U.S. Classification428/116, 428/117
International ClassificationG10K11/172, F16F1/36, B29D24/00, B32B3/12, F16F15/02
Cooperative ClassificationG10K11/172, Y10T428/24157, Y10T428/24149, B32B3/12, F16F1/36, B29D24/005
European ClassificationB29D24/00C3, B32B3/12, F16F1/36, G10K11/172
Legal Events
DateCodeEventDescription
May 14, 1984ASAssignment
Owner name: BRIDGESTONE TIRE COMPANY LIMITED 10-1, KYOBASHI 1-
Free format text: ASSIGNMENT OF ASSIGNORS INTEREST.;ASSIGNORS:FUKAHORI, YOSHIHIDE;MORIMURA, YASUHIRO;FUJIO, RYOTA;ANDOTHERS;REEL/FRAME:004254/0217
Effective date: 19830620
Owner name: BRIDGESTONE TIRE COMPANY LIMITED, JAPAN
Free format text: ASSIGNMENT OF ASSIGNORS INTEREST;ASSIGNORS:FUKAHORI, YOSHIHIDE;MORIMURA, YASUHIRO;FUJIO, RYOTA;AND OTHERS;REEL/FRAME:004254/0217
Effective date: 19830620
Jan 12, 1988FPAYFee payment
Year of fee payment: 4
Jan 10, 1992FPAYFee payment
Year of fee payment: 8
Feb 27, 1996REMIMaintenance fee reminder mailed
Jul 21, 1996LAPSLapse for failure to pay maintenance fees

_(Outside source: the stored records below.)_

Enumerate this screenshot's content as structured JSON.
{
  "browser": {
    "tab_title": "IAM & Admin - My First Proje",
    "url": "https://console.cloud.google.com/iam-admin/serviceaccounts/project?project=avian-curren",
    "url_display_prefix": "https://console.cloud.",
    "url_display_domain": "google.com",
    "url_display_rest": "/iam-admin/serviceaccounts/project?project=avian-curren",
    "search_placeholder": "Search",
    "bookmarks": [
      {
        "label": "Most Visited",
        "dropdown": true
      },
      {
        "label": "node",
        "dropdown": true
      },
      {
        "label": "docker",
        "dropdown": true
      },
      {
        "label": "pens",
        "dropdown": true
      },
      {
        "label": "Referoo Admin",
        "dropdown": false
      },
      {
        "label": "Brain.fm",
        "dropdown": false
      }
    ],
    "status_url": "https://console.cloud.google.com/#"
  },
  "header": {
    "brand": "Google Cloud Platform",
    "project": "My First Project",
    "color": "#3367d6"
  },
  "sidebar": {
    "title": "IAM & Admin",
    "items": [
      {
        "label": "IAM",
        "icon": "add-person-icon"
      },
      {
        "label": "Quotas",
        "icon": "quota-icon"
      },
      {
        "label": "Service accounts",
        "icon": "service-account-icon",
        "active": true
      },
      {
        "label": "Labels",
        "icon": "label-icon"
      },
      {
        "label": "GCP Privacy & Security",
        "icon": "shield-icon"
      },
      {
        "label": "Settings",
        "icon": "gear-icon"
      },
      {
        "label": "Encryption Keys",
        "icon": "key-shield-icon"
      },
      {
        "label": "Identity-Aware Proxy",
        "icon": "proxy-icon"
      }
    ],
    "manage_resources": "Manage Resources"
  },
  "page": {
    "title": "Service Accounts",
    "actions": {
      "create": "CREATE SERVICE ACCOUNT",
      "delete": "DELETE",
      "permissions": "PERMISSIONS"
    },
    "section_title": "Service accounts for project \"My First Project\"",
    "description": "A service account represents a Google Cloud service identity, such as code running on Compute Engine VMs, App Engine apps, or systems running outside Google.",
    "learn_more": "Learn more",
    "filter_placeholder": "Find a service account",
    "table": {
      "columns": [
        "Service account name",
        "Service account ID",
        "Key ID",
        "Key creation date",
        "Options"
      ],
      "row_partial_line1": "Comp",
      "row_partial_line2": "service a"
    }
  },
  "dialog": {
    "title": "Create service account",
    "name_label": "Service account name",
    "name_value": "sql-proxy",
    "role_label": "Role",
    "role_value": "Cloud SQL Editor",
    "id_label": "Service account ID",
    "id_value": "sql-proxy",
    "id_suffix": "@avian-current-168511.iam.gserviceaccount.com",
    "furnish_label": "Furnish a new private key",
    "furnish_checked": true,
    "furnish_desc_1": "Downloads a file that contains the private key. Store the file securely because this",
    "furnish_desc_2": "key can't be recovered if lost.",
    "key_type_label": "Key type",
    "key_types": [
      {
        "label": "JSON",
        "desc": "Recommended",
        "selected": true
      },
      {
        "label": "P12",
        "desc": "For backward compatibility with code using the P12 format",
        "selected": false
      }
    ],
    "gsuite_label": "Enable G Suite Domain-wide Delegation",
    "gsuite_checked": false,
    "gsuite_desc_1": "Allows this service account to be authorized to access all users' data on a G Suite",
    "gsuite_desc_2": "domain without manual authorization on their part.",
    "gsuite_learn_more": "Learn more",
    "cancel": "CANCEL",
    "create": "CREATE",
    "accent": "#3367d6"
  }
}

Oct 1, 1996FPExpired due to failure to pay maintenance fee
Effective date: 19960724